• _What you will do_: The answer must be an exact copy of the lines from the one containing "Convert this screenshot" through the end of the records, with the pictures left out.

*** Data supplied Section Begins ***

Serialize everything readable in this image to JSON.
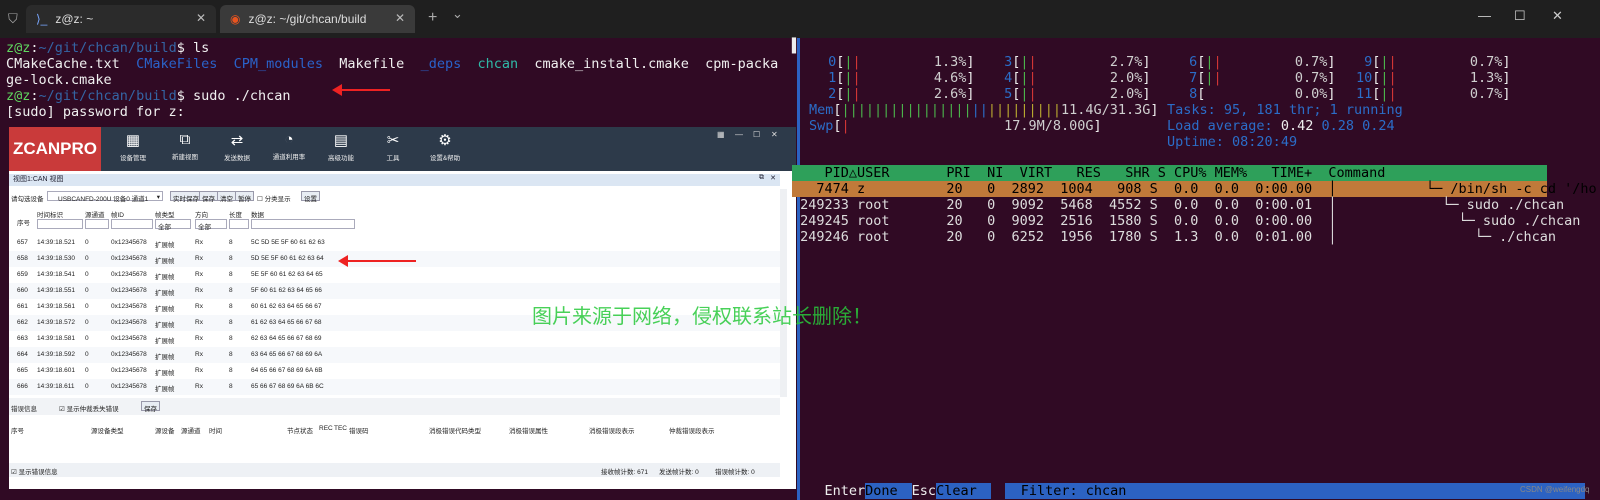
{
  "tabbar": {
    "tab1_title": "z@z: ~",
    "tab2_title": "z@z: ~/git/chcan/build",
    "new_tab": "+",
    "dropdown": "⌄"
  },
  "left_terminal": {
    "prompt_user": "z@z",
    "prompt_path": "~/git/chcan/build",
    "cmd1": "$ ls",
    "ls_items": [
      "CMakeCache.txt",
      "CMakeFiles",
      "CPM_modules",
      "Makefile",
      "_deps",
      "chcan",
      "cmake_install.cmake",
      "cpm-packa"
    ],
    "ls_wrap": "ge-lock.cmake",
    "cmd2": "$ sudo ./chcan",
    "sudo_prompt": "[sudo] password for z:"
  },
  "zcanpro": {
    "logo": "ZCANPRO",
    "toolbar": [
      "设备管理",
      "新建视图",
      "发送数据",
      "通道利用率",
      "高级功能",
      "工具",
      "设置&帮助"
    ],
    "view_title": "视图1:CAN 视图",
    "device_label": "请勾选设备",
    "device_select": "USBCANFD-200U 设备0 通道1",
    "buttons": [
      "实时保存",
      "保存",
      "清空",
      "暂停"
    ],
    "category_label": "分类显示",
    "settings_btn": "设置",
    "columns": [
      "序号",
      "时间标识",
      "源通道",
      "帧ID",
      "帧类型",
      "方向",
      "长度",
      "数据"
    ],
    "filter_all": "全部",
    "rows": [
      [
        "657",
        "14:39:18.521",
        "0",
        "0x12345678",
        "扩展帧",
        "Rx",
        "8",
        "5C 5D 5E 5F 60 61 62 63"
      ],
      [
        "658",
        "14:39:18.530",
        "0",
        "0x12345678",
        "扩展帧",
        "Rx",
        "8",
        "5D 5E 5F 60 61 62 63 64"
      ],
      [
        "659",
        "14:39:18.541",
        "0",
        "0x12345678",
        "扩展帧",
        "Rx",
        "8",
        "5E 5F 60 61 62 63 64 65"
      ],
      [
        "660",
        "14:39:18.551",
        "0",
        "0x12345678",
        "扩展帧",
        "Rx",
        "8",
        "5F 60 61 62 63 64 65 66"
      ],
      [
        "661",
        "14:39:18.561",
        "0",
        "0x12345678",
        "扩展帧",
        "Rx",
        "8",
        "60 61 62 63 64 65 66 67"
      ],
      [
        "662",
        "14:39:18.572",
        "0",
        "0x12345678",
        "扩展帧",
        "Rx",
        "8",
        "61 62 63 64 65 66 67 68"
      ],
      [
        "663",
        "14:39:18.581",
        "0",
        "0x12345678",
        "扩展帧",
        "Rx",
        "8",
        "62 63 64 65 66 67 68 69"
      ],
      [
        "664",
        "14:39:18.592",
        "0",
        "0x12345678",
        "扩展帧",
        "Rx",
        "8",
        "63 64 65 66 67 68 69 6A"
      ],
      [
        "665",
        "14:39:18.601",
        "0",
        "0x12345678",
        "扩展帧",
        "Rx",
        "8",
        "64 65 66 67 68 69 6A 6B"
      ],
      [
        "666",
        "14:39:18.611",
        "0",
        "0x12345678",
        "扩展帧",
        "Rx",
        "8",
        "65 66 67 68 69 6A 6B 6C"
      ]
    ],
    "error_label": "错误信息",
    "show_lost_label": "显示仲裁丢失错误",
    "save_btn": "保存",
    "error_columns": [
      "序号",
      "源设备类型",
      "源设备",
      "源通道",
      "时间",
      "节点状态",
      "REC",
      "TEC",
      "错误码",
      "消极错误代码类型",
      "消极错误属性",
      "消极错误段表示",
      "仲裁错误段表示"
    ],
    "show_errors": "显示错误信息",
    "recv_count": "接收帧计数: 671",
    "send_count": "发送帧计数: 0",
    "err_count": "错误帧计数: 0"
  },
  "htop": {
    "cpus": [
      {
        "id": "0",
        "pct": "1.3%"
      },
      {
        "id": "1",
        "pct": "4.6%"
      },
      {
        "id": "2",
        "pct": "2.6%"
      },
      {
        "id": "3",
        "pct": "2.7%"
      },
      {
        "id": "4",
        "pct": "2.0%"
      },
      {
        "id": "5",
        "pct": "2.0%"
      },
      {
        "id": "6",
        "pct": "0.7%"
      },
      {
        "id": "7",
        "pct": "0.7%"
      },
      {
        "id": "8",
        "pct": "0.0%"
      },
      {
        "id": "9",
        "pct": "0.7%"
      },
      {
        "id": "10",
        "pct": "1.3%"
      },
      {
        "id": "11",
        "pct": "0.7%"
      }
    ],
    "mem_label": "Mem",
    "mem_value": "11.4G/31.3G",
    "swp_label": "Swp",
    "swp_value": "17.9M/8.00G",
    "tasks_label": "Tasks:",
    "tasks_value": "95, 181 thr; 1 running",
    "load_label": "Load average:",
    "load_1": "0.42",
    "load_rest": "0.28 0.24",
    "uptime_label": "Uptime:",
    "uptime_value": "08:20:49",
    "header": "    PID△USER       PRI  NI  VIRT   RES   SHR S CPU% MEM%   TIME+  Command",
    "processes": [
      {
        "pid": "7474",
        "user": "z",
        "pri": "20",
        "ni": "0",
        "virt": "2892",
        "res": "1004",
        "shr": "908",
        "s": "S",
        "cpu": "0.0",
        "mem": "0.0",
        "time": "0:00.00",
        "cmd": "└─ /bin/sh -c cd '/ho"
      },
      {
        "pid": "249233",
        "user": "root",
        "pri": "20",
        "ni": "0",
        "virt": "9092",
        "res": "5468",
        "shr": "4552",
        "s": "S",
        "cpu": "0.0",
        "mem": "0.0",
        "time": "0:00.01",
        "cmd": "└─ sudo ./chcan"
      },
      {
        "pid": "249245",
        "user": "root",
        "pri": "20",
        "ni": "0",
        "virt": "9092",
        "res": "2516",
        "shr": "1580",
        "s": "S",
        "cpu": "0.0",
        "mem": "0.0",
        "time": "0:00.00",
        "cmd": "└─ sudo ./chcan"
      },
      {
        "pid": "249246",
        "user": "root",
        "pri": "20",
        "ni": "0",
        "virt": "6252",
        "res": "1956",
        "shr": "1780",
        "s": "S",
        "cpu": "1.3",
        "mem": "0.0",
        "time": "0:01.00",
        "cmd": "└─ ./chcan"
      }
    ],
    "footer_enter": "Enter",
    "footer_done": "Done",
    "footer_esc": "Esc",
    "footer_clear": "Clear",
    "footer_filter": "Filter: chcan"
  },
  "watermark": "图片来源于网络，侵权联系站长删除！",
  "csdn": "CSDN @weifengdq",
  "colors": {
    "terminal_bg": "#300a24",
    "accent_blue": "#2c62c2",
    "htop_header": "#2ea05a",
    "htop_selected": "#c07a3a"
  }
}
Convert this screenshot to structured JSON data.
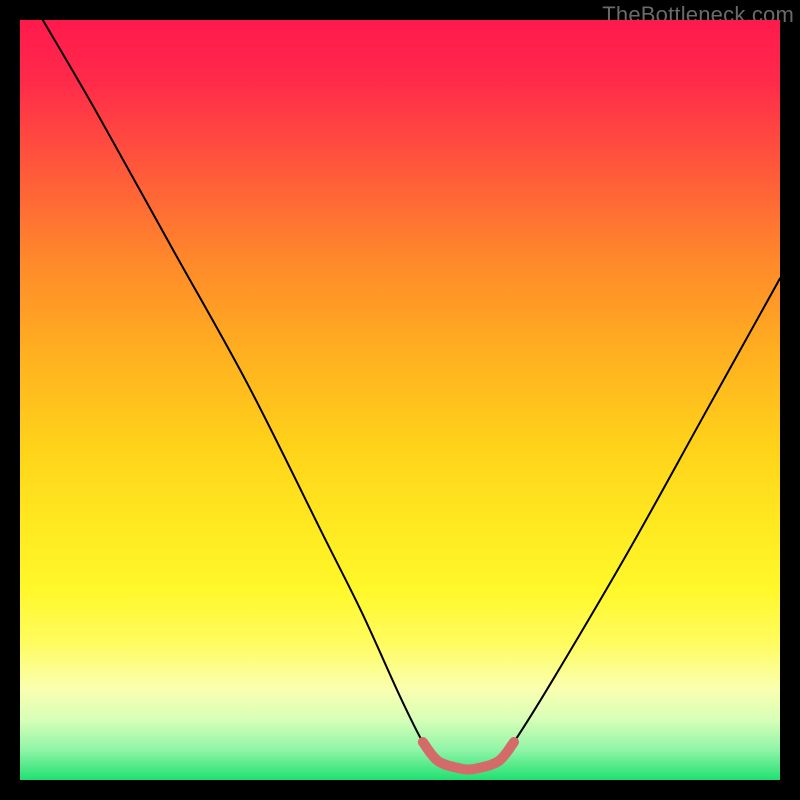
{
  "watermark": "TheBottleneck.com",
  "chart_data": {
    "type": "line",
    "title": "",
    "xlabel": "",
    "ylabel": "",
    "xlim": [
      0,
      100
    ],
    "ylim": [
      0,
      100
    ],
    "grid": false,
    "legend": false,
    "annotations": [],
    "series": [
      {
        "name": "main-curve",
        "color": "#000000",
        "stroke_width": 2,
        "x": [
          3,
          10,
          20,
          30,
          40,
          45,
          50,
          53,
          55,
          58,
          60,
          63,
          65,
          70,
          80,
          90,
          100
        ],
        "y": [
          100,
          88,
          70,
          52,
          32,
          22,
          11,
          5,
          2.5,
          1.5,
          1.5,
          2.5,
          5,
          13,
          30,
          48,
          66
        ]
      },
      {
        "name": "bottom-marker",
        "color": "#d46a6a",
        "stroke_width": 10,
        "x": [
          53,
          55,
          58,
          60,
          63,
          65
        ],
        "y": [
          5,
          2.5,
          1.5,
          1.5,
          2.5,
          5
        ]
      }
    ]
  }
}
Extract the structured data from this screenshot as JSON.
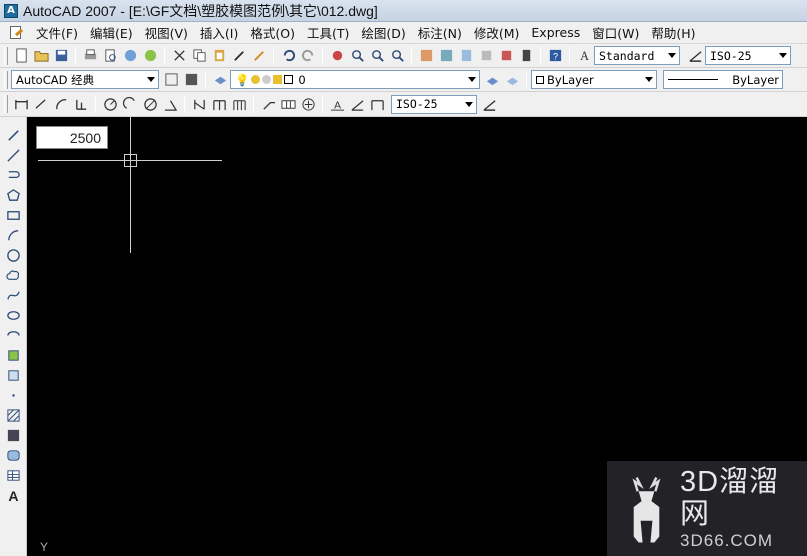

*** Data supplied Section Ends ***

• _Your solution_:
Convert this screenshot to structured JSON data.
{
  "watermark": "TheBottleneck.com",
  "chart_data": {
    "type": "line",
    "title": "",
    "xlabel": "",
    "ylabel": "",
    "xlim": [
      0,
      100
    ],
    "ylim": [
      0,
      100
    ],
    "grid": false,
    "legend": false,
    "annotations": [],
    "series": [
      {
        "name": "main-curve",
        "color": "#000000",
        "stroke_width": 2,
        "x": [
          3,
          10,
          20,
          30,
          40,
          45,
          50,
          53,
          55,
          58,
          60,
          63,
          65,
          70,
          80,
          90,
          100
        ],
        "y": [
          100,
          88,
          70,
          52,
          32,
          22,
          11,
          5,
          2.5,
          1.5,
          1.5,
          2.5,
          5,
          13,
          30,
          48,
          66
        ]
      },
      {
        "name": "bottom-marker",
        "color": "#d46a6a",
        "stroke_width": 10,
        "x": [
          53,
          55,
          58,
          60,
          63,
          65
        ],
        "y": [
          5,
          2.5,
          1.5,
          1.5,
          2.5,
          5
        ]
      }
    ]
  }
}
Extract the structured data from this screenshot as JSON.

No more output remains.